Eight years on: How things have changed since the onset of QE
In the wake of the global financial crisis which unravelled in 2008, the Bank of England stepped in and on March 5 2009 cut interest rates to an ‘emergency level’ of 0.5% and introduced a programme of one bond buying, which everyone now knows as QE.
Back then few would have predicted that rates would have stayed the same until last year, even fewer would have made the bet the next move would be down following the surprise decision to quit the European Union in June.
So how effective has been post-2008 monetary policy? Hargreaves Lansdown’s senior analyst Laith Khalaf, says that by accident or design, March 5 this year is also the deadline for written submissions to the Treasury Select Committee enquiry into the effectiveness and impact of emergency monetary policy.
To remind people what life was like back in March 2009, a two-year fixed mortgage would have set you back 5.97%, 10 year UK gilts yielded 3.6%, the FTSE 100 stood at 3,530 and the average instant access account interest rate was 0.94%.
Flash forward eight years a two year fixed mortgage is 2.5%, 10 year UK gilts yield just 1.2%, the FTSE 100 stands at 7,383 and the average instant access account interest rate is 0.37%.
“Loose monetary policy has annihilated the income streams of cash savers and has also pushed bond yields down to historically low levels, with unintended consequences, because the price of government debt is used as a key yardstick in many markets,” says Khalaf.
However he says it would be unfair to characterise QE as an entirely “pernicious force”. While remaining sluggish, he notes the UK economy is at least still heading in the right direction, while borrowers have benefited form low interest rates.
“This in turn has helped to support the housing market and hence the wealth of homeowners across the country,” he says.
At the same time the UK stockmarket has enjoyed an eight year bull run, with the FTSE All-Share index up 192.3% since March 5, 2009.
“Not all the rise can be attributed to loose monetary policy, but QE has injected liquidity into the market, kept the wheels of the economy turning, and made the dividends offered by equities look attractive when compared to bond and cash yield,” says Khalaf.
So how have other asset classes fared over the same time period? The next best investment behind the FTSE All-Share would have been in corporate bonds, which returned 108.9%. Some way behind comes gold (56.1%), while holding UK gilts would have returned 18.4%. Holding cash proved the worst thing to do, with it returning just 5.4% over the last eight years.

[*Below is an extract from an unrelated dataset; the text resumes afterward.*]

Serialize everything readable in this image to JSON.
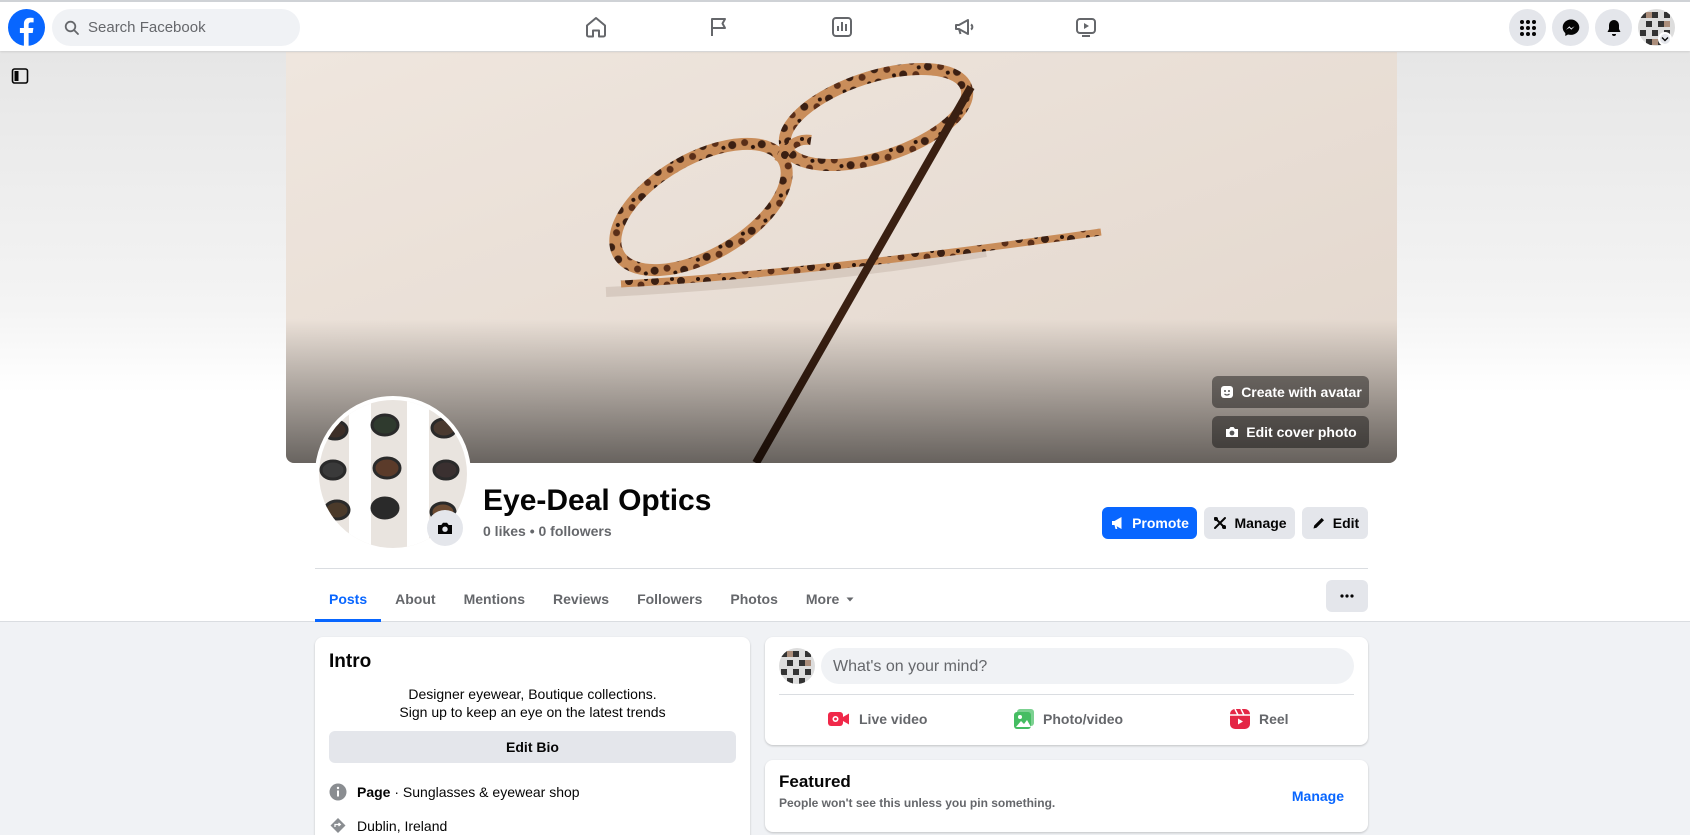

“Looking forward QE does have to be unwound at some stage,” says Khalaf. “However this isn’t going to happen in one big bang, it’s going to be a slow and gradual process.
“In the meantime we can expect interest rates to remain low for the foreseeable future, and while in the short term the stockmarket can of course head in either direction, history tells us it’s still the best place for long term money.”